1. You Need to Report Your Injury Immediately
If you are injured at work, you should report the injury to your supervisor or manager immediately. You have thirty days to report a workplace injury to your employer, or you could lose your right to workers’ comp benefits. Workers who sustain a “repeated” trauma or occupational disease, the employee has 90 days from the employee’s separation from the company to report a claim.
2. Workers’ Compensation is a No-Fault System
You are not required to prove that your employer was negligent to receive workers’ compensation benefits. The system is a no-fault system. To receive benefits, you only need to show that the injury occurred during the ordinary course of your duties.
3. Workers’ Compensation Covers Most Workers
Most employers in Oklahoma are required to purchase workers’ compensation insurance to cover their employees. There are some exceptions, such as an employer who has five or fewer employees who are all related by marriage or blood to the employer.
The Oklahoma Workers’ Compensation Act exempts some employees from workers’ compensation coverage, including but not limited to:
- Independent contractors
- Certain agricultural workers
- Licensed real estate brokers paid by commission
- Employees of a tax-exempt youth sports league
- Volunteers who do not receive wages for services
- Employees covered by federal law for work-related injuries
- Certain employees providing services administered by the Oklahoma Department of Human Services
If you are unsure whether workers’ compensation insurance covers you for a work-related injury, you can contact the Oklahoma Workers’ Compensation Commission or a workers’ compensation lawyer.
4. You May Be Entitled to Income Benefits
If you are unable to work because of a work injury, you may be entitled to receive income benefits. However, income benefits do not compensate you for the full amount of lost wages. The benefits are based on 70 percent of your average weekly wage with caps based on the state’s average weekly wage.
5. The Workers’ Compensation Laws Protect Employers from Lawsuits
In most cases, an employee injured on the job cannot sue an employer for damages. The workers’ compensation laws prohibit lawsuits by employees, except in very specific circumstances. You may have the right to sue an employer if the injury was intentional or the employer was grossly negligent.
6. You Might Have a Third-Party Claim
Even though you cannot sue an employer, workers’ compensation laws do not prevent you from suing a third party. If another party contributed to the cause of your injury, you might be able to sue that party for damages, including full loss of income, pain, and suffering.
For example, you could have a product liability claim against a manufacturer if a product is defective and that defect causes your workplace injury.

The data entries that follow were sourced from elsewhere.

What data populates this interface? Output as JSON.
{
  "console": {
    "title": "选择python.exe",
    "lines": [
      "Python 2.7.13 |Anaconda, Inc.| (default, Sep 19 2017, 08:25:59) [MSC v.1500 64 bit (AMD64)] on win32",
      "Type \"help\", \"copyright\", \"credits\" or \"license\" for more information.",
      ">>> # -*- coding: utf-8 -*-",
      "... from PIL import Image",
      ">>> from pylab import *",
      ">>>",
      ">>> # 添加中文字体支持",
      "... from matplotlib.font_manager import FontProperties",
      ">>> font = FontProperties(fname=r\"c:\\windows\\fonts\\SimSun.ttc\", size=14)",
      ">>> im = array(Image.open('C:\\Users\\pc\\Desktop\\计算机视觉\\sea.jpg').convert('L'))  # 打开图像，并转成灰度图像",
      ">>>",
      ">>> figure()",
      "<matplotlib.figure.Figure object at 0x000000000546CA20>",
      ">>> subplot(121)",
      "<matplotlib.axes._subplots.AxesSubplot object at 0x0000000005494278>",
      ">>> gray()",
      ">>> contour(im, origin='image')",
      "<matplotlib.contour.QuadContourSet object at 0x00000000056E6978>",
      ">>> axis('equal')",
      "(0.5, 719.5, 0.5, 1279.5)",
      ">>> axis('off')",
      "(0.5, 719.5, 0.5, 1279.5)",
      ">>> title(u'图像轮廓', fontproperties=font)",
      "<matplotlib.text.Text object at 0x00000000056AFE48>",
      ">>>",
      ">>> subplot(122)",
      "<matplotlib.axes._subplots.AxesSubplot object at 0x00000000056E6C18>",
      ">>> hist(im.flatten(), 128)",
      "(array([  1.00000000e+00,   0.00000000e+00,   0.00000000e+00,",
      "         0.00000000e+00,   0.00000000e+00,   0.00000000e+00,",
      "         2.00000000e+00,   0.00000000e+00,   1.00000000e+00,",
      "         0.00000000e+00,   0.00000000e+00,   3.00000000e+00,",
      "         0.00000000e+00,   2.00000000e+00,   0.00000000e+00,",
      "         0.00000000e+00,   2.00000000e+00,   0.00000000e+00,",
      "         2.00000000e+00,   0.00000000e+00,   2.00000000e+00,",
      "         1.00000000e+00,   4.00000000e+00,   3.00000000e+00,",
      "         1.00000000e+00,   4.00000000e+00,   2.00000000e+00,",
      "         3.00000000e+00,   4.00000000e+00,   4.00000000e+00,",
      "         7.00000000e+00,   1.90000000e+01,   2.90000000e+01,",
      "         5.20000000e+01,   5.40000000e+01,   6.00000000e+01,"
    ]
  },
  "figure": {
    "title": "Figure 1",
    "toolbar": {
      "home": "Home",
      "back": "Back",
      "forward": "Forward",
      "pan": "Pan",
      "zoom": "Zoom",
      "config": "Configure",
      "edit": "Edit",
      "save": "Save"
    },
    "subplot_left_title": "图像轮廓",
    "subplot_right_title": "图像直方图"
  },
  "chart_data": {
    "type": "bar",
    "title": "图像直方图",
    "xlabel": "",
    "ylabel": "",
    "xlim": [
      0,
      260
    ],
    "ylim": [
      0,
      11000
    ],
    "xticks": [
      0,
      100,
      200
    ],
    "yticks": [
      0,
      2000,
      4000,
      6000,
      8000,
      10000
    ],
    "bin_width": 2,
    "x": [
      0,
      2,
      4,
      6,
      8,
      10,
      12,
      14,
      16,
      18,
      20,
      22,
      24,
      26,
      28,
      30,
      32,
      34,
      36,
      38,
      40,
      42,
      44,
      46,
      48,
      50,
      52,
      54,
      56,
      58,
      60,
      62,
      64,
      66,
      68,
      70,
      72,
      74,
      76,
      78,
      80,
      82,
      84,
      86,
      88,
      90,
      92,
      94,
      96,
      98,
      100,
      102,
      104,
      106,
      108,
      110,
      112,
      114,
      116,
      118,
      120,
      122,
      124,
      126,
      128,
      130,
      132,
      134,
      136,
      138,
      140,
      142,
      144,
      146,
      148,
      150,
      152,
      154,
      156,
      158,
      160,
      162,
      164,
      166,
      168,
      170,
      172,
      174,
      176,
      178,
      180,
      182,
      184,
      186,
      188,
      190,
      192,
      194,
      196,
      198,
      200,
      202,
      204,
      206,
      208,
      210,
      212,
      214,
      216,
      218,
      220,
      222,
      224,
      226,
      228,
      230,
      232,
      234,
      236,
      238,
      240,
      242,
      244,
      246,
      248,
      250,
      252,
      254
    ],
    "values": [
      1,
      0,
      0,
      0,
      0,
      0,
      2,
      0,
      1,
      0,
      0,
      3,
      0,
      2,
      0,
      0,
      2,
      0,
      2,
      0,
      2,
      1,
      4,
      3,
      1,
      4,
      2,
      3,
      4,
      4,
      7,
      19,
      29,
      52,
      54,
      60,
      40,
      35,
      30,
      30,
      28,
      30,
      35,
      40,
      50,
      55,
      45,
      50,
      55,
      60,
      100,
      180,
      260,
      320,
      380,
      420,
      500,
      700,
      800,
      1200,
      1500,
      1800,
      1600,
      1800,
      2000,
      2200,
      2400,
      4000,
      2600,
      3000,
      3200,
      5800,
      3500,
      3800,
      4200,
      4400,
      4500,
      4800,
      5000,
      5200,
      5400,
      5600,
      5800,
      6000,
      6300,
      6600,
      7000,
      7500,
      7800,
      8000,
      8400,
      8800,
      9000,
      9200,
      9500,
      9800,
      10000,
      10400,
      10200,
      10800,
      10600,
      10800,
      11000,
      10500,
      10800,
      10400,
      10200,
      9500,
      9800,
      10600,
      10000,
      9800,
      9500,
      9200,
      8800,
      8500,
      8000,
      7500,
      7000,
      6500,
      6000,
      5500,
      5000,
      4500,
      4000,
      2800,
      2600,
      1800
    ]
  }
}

You may have a negligence claim if a sub-contractor caused your injury or if a driver caused a car accident while you were on the job.
7. You Can Get a Second Medical Opinion
Your employer has the right to choose the doctor to provide treatment for a workplace injury or illness. An employee can choose a medical provider if an employer does not choose a doctor, fails to provide reasonable medical care, or in an emergency.
However, you have the right to obtain a second medical opinion, but you are responsible for the payment of the medical bills for that opinion. In some cases, you may have the right to change doctors. You must follow the procedure for changing doctors, and the change is typically limited to a one-time change.
8. You Might be Entitled to Additional Workers’ Comp Benefits
In addition to medical treatments and temporary loss of income benefits, you might receive additional workers’ compensation benefits. Oklahoma’s workers’ comp laws provide compensation for permanent disability, vocational rehabilitation, continuing medical maintenance, and death benefits.
9. Laws Protect Against Employer Retaliation
Employers are prohibited from retaliating against an employee for filing a workers’ compensation claim. Retaliation may include terminating employment, demotions, decreasing income, and other adverse actions without just cause. A worker subjected to employer retaliation for a workplace injury can take legal action against the employer.
10. You Have the Right to Consult With an Attorney
When you are injured at work, you have the right to legal counsel. You may contact a workers’ compensation lawyer to discuss your claim. An attorney explains your legal rights, reviews the steps you need to take to file a claim, and assist in appealing an adverse decision in your workers’ compensation case.